More than 50 researchers and students are deploying a wide-ranging suite of instruments to collect data on supercell thunderstorms across the Great Plains during 2019 and 2020. The TORUS project, or Targeted Observation by Radars and UAS of Supercells, aims at understanding the relationships between severe thunderstorms and tornado formation.
Multiple research teams will follow severe thunderstorms to study how factors like wind speed, temperature, humidity and pressure may reveal the small-scale structures in a supercell storm and how it contributes to tornado formation. The goal is to use the data collected to improve conceptual models of supercell thunderstorms. Aims of the project include measuring and observing the frequency of changes in the atmosphere and relationships between the different atmospheric boundary layers.
Roughly a dozen radar, ballooning, unmanned aerial vehicle, and ground-based observations teams will travel into the storm, along with a team in the NOAA P-3 Hurricane Hunter flying just outside the storm, to provide a data-driven, multi-dimensional view of each storm system.
Among the tools used in the project are swarms of radiosondes that take measurements of the atmosphere. The radiosondes are attached to balloons that are much smaller than traditional weather balloons. Researchers can track as many as 100 of these sondes within the storm at once.
The project covers 367,000 square miles, stretching from North Dakota to Texas and Iowa to Wyoming and Colorado.

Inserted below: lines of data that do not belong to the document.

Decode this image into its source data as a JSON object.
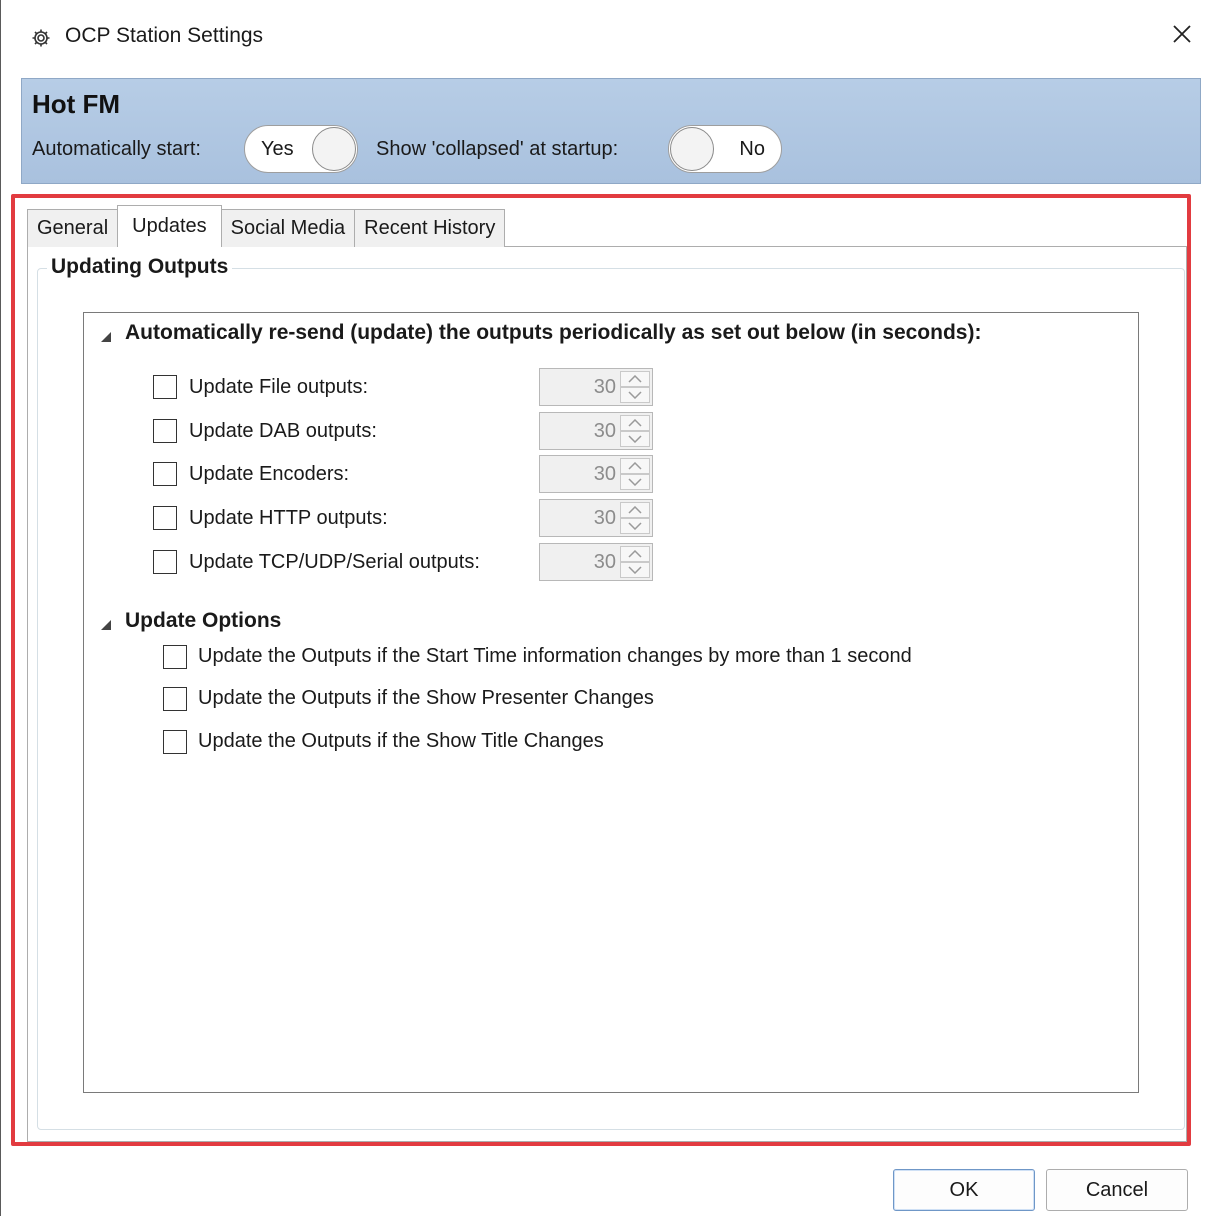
{
  "window": {
    "title": "OCP Station Settings",
    "title_icon": "gear-icon",
    "close_icon": "close-icon"
  },
  "station": {
    "name": "Hot FM",
    "auto_start_label": "Automatically start:",
    "auto_start_value": "Yes",
    "collapsed_label": "Show 'collapsed' at startup:",
    "collapsed_value": "No"
  },
  "tabs": [
    {
      "label": "General",
      "active": false
    },
    {
      "label": "Updates",
      "active": true
    },
    {
      "label": "Social Media",
      "active": false
    },
    {
      "label": "Recent History",
      "active": false
    }
  ],
  "updates": {
    "group_title": "Updating Outputs",
    "periodic_section": {
      "title": "Automatically re-send (update) the outputs periodically as set out below (in seconds):",
      "rows": [
        {
          "label": "Update File outputs:",
          "checked": false,
          "seconds": "30"
        },
        {
          "label": "Update DAB outputs:",
          "checked": false,
          "seconds": "30"
        },
        {
          "label": "Update Encoders:",
          "checked": false,
          "seconds": "30"
        },
        {
          "label": "Update HTTP outputs:",
          "checked": false,
          "seconds": "30"
        },
        {
          "label": "Update TCP/UDP/Serial outputs:",
          "checked": false,
          "seconds": "30"
        }
      ]
    },
    "options_section": {
      "title": "Update Options",
      "options": [
        {
          "label": "Update the Outputs if the Start Time information changes by more than 1 second",
          "checked": false
        },
        {
          "label": "Update the Outputs if the Show Presenter Changes",
          "checked": false
        },
        {
          "label": "Update the Outputs if the Show Title Changes",
          "checked": false
        }
      ]
    }
  },
  "footer": {
    "ok_label": "OK",
    "cancel_label": "Cancel"
  },
  "colors": {
    "header_bg": "#b2c9e3",
    "highlight_border": "#e23b40"
  }
}
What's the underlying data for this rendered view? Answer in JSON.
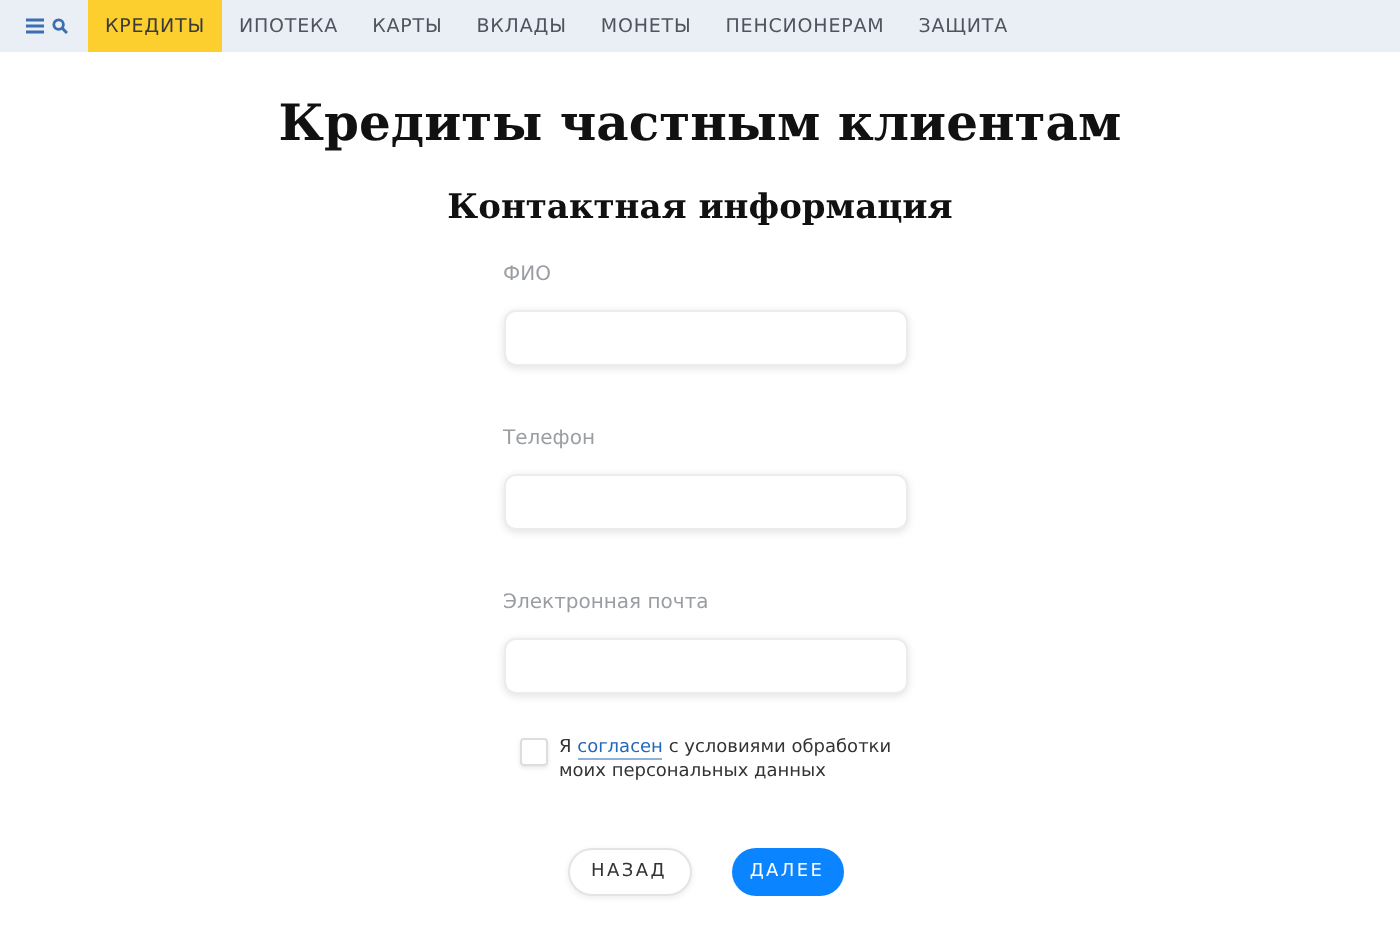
{
  "nav": {
    "items": [
      {
        "label": "КРЕДИТЫ",
        "selected": true
      },
      {
        "label": "ИПОТЕКА",
        "selected": false
      },
      {
        "label": "КАРТЫ",
        "selected": false
      },
      {
        "label": "ВКЛАДЫ",
        "selected": false
      },
      {
        "label": "МОНЕТЫ",
        "selected": false
      },
      {
        "label": "ПЕНСИОНЕРАМ",
        "selected": false
      },
      {
        "label": "ЗАЩИТА",
        "selected": false
      }
    ]
  },
  "title": "Кредиты частным клиентам",
  "form": {
    "heading": "Контактная информация",
    "fields": [
      {
        "label": "ФИО"
      },
      {
        "label": "Телефон"
      },
      {
        "label": "Электронная почта"
      }
    ],
    "consent": {
      "checked": false,
      "before": "Я",
      "link": "согласен",
      "after": "с условиями обработки моих персональных данных"
    },
    "buttons": [
      {
        "label": "НАЗАД",
        "kind": "secondary"
      },
      {
        "label": "ДАЛЕЕ",
        "kind": "primary"
      }
    ]
  }
}
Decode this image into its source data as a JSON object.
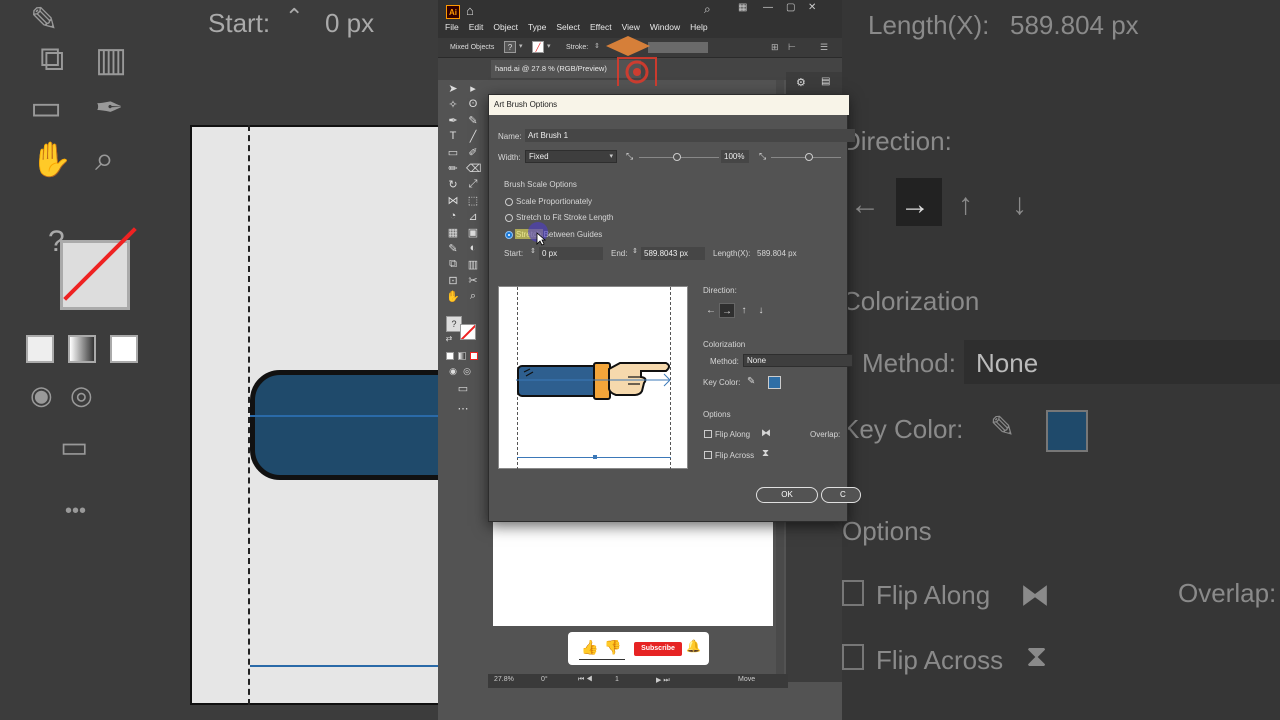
{
  "app": {
    "logo": "Ai",
    "menus": [
      "File",
      "Edit",
      "Object",
      "Type",
      "Select",
      "Effect",
      "View",
      "Window",
      "Help"
    ],
    "window_controls": [
      "—",
      "▢",
      "✕"
    ],
    "control_bar": {
      "selection": "Mixed Objects",
      "stroke_label": "Stroke:"
    },
    "document_tab": "hand.ai @ 27.8 % (RGB/Preview)",
    "status": {
      "zoom": "27.8%",
      "rotation": "0°",
      "artboard": "1",
      "tool": "Move"
    }
  },
  "dialog": {
    "title": "Art Brush Options",
    "name_label": "Name:",
    "name_value": "Art Brush 1",
    "width_label": "Width:",
    "width_value": "Fixed",
    "width_percent": "100%",
    "scale_section": "Brush Scale Options",
    "scale_options": [
      "Scale Proportionately",
      "Stretch to Fit Stroke Length",
      "Stretch Between Guides"
    ],
    "selected_scale_option": 2,
    "start_label": "Start:",
    "start_value": "0 px",
    "end_label": "End:",
    "end_value": "589.8043 px",
    "length_label": "Length(X):",
    "length_value": "589.804 px",
    "direction_label": "Direction:",
    "direction_buttons": [
      "←",
      "→",
      "↑",
      "↓"
    ],
    "selected_direction": 1,
    "colorization_section": "Colorization",
    "method_label": "Method:",
    "method_value": "None",
    "key_color_label": "Key Color:",
    "key_color": "#2e6ea6",
    "options_section": "Options",
    "flip_along_label": "Flip Along",
    "flip_across_label": "Flip Across",
    "overlap_label": "Overlap:",
    "ok_label": "OK",
    "cancel_label": "C"
  },
  "background_zoom": {
    "start_label": "Start:",
    "start_value": "0 px",
    "length_label": "Length(X):",
    "length_value": "589.804 px",
    "direction_label": "Direction:",
    "colorization_label": "Colorization",
    "method_label": "Method:",
    "method_value": "None",
    "key_color_label": "Key Color:",
    "options_label": "Options",
    "flip_along_label": "Flip Along",
    "flip_across_label": "Flip Across",
    "overlap_label": "Overlap:",
    "question_mark": "?"
  },
  "subscribe_widget": {
    "subscribe_label": "Subscribe"
  },
  "colors": {
    "accent_blue": "#1b79d6",
    "subscribe_red": "#e62323",
    "arm_blue": "#2e5f8f"
  }
}
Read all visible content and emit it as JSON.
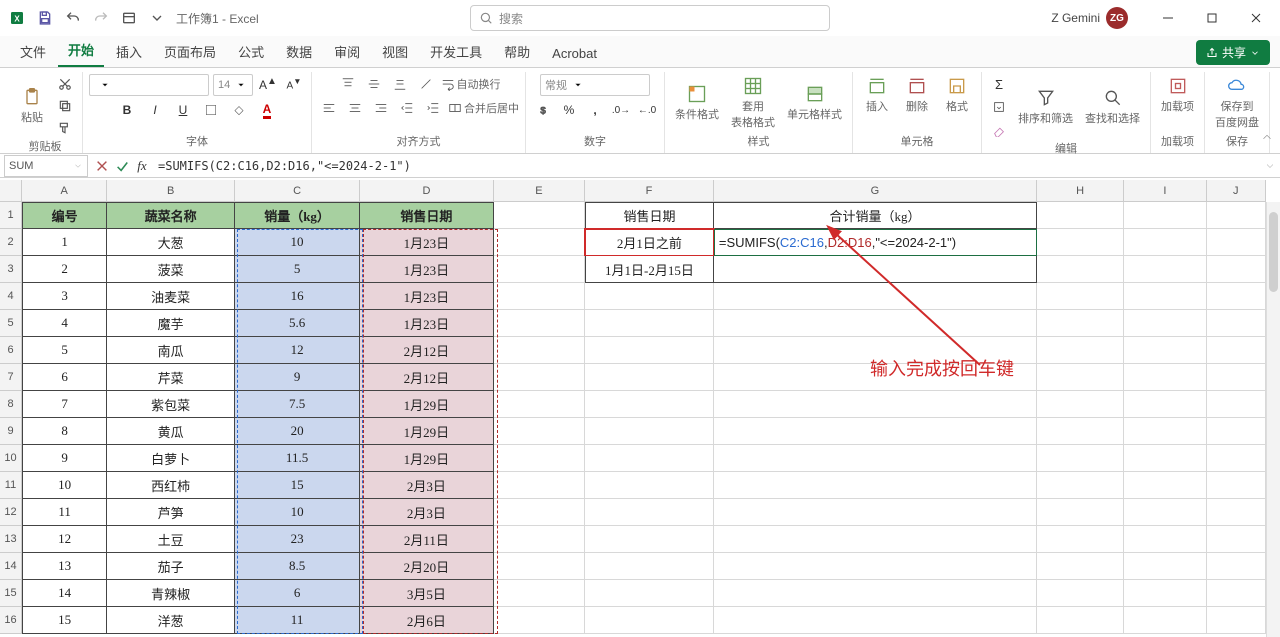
{
  "title": "工作簿1 - Excel",
  "search_placeholder": "搜索",
  "user": {
    "name": "Z Gemini",
    "initials": "ZG"
  },
  "tabs": {
    "file": "文件",
    "home": "开始",
    "insert": "插入",
    "layout": "页面布局",
    "formulas": "公式",
    "data": "数据",
    "review": "审阅",
    "view": "视图",
    "dev": "开发工具",
    "help": "帮助",
    "acrobat": "Acrobat"
  },
  "share_label": "共享",
  "ribbon": {
    "clipboard": {
      "paste": "粘贴",
      "group": "剪贴板"
    },
    "font": {
      "size": "14",
      "group": "字体"
    },
    "align": {
      "wrap": "自动换行",
      "merge": "合并后居中",
      "group": "对齐方式"
    },
    "number": {
      "name": "常规",
      "group": "数字"
    },
    "styles": {
      "cond": "条件格式",
      "table": "套用\n表格格式",
      "cell": "单元格样式",
      "group": "样式"
    },
    "cells": {
      "ins": "插入",
      "del": "删除",
      "fmt": "格式",
      "group": "单元格"
    },
    "editing": {
      "sort": "排序和筛选",
      "find": "查找和选择",
      "group": "编辑"
    },
    "addins": {
      "btn": "加载项",
      "group": "加载项"
    },
    "save": {
      "btn": "保存到\n百度网盘",
      "group": "保存"
    }
  },
  "namebox": "SUM",
  "formula_text": "=SUMIFS(C2:C16,D2:D16,\"<=2024-2-1\")",
  "columns": [
    "A",
    "B",
    "C",
    "D",
    "E",
    "F",
    "G",
    "H",
    "I",
    "J"
  ],
  "headers": {
    "a": "编号",
    "b": "蔬菜名称",
    "c": "销量（kg）",
    "d": "销售日期",
    "f": "销售日期",
    "g": "合计销量（kg）"
  },
  "rows": [
    {
      "a": "1",
      "b": "大葱",
      "c": "10",
      "d": "1月23日"
    },
    {
      "a": "2",
      "b": "菠菜",
      "c": "5",
      "d": "1月23日"
    },
    {
      "a": "3",
      "b": "油麦菜",
      "c": "16",
      "d": "1月23日"
    },
    {
      "a": "4",
      "b": "魔芋",
      "c": "5.6",
      "d": "1月23日"
    },
    {
      "a": "5",
      "b": "南瓜",
      "c": "12",
      "d": "2月12日"
    },
    {
      "a": "6",
      "b": "芹菜",
      "c": "9",
      "d": "2月12日"
    },
    {
      "a": "7",
      "b": "紫包菜",
      "c": "7.5",
      "d": "1月29日"
    },
    {
      "a": "8",
      "b": "黄瓜",
      "c": "20",
      "d": "1月29日"
    },
    {
      "a": "9",
      "b": "白萝卜",
      "c": "11.5",
      "d": "1月29日"
    },
    {
      "a": "10",
      "b": "西红柿",
      "c": "15",
      "d": "2月3日"
    },
    {
      "a": "11",
      "b": "芦笋",
      "c": "10",
      "d": "2月3日"
    },
    {
      "a": "12",
      "b": "土豆",
      "c": "23",
      "d": "2月11日"
    },
    {
      "a": "13",
      "b": "茄子",
      "c": "8.5",
      "d": "2月20日"
    },
    {
      "a": "14",
      "b": "青辣椒",
      "c": "6",
      "d": "3月5日"
    },
    {
      "a": "15",
      "b": "洋葱",
      "c": "11",
      "d": "2月6日"
    }
  ],
  "side": {
    "f2": "2月1日之前",
    "f3": "1月1日-2月15日",
    "g2": {
      "prefix": "=SUMIFS(",
      "r1": "C2:C16",
      "c1": ",",
      "r2": "D2:D16",
      "c2": ",",
      "r3": "\"<=2024-2-1\"",
      "suffix": ")"
    }
  },
  "annotation": "输入完成按回车键"
}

The TORUS project has numerous partners with $2.4 million from the National Science Foundation and funding support from NOAA. The TORUS project is led by the University of Nebraska-Lincoln. Partner institutions include: NOAA NSSL, NOAA Office of Marine and Aviation Operations, University of Oklahoma Cooperative Institute for Mesoscale Meteorological Studies, Texas Tech University, and the University of Colorado Boulder.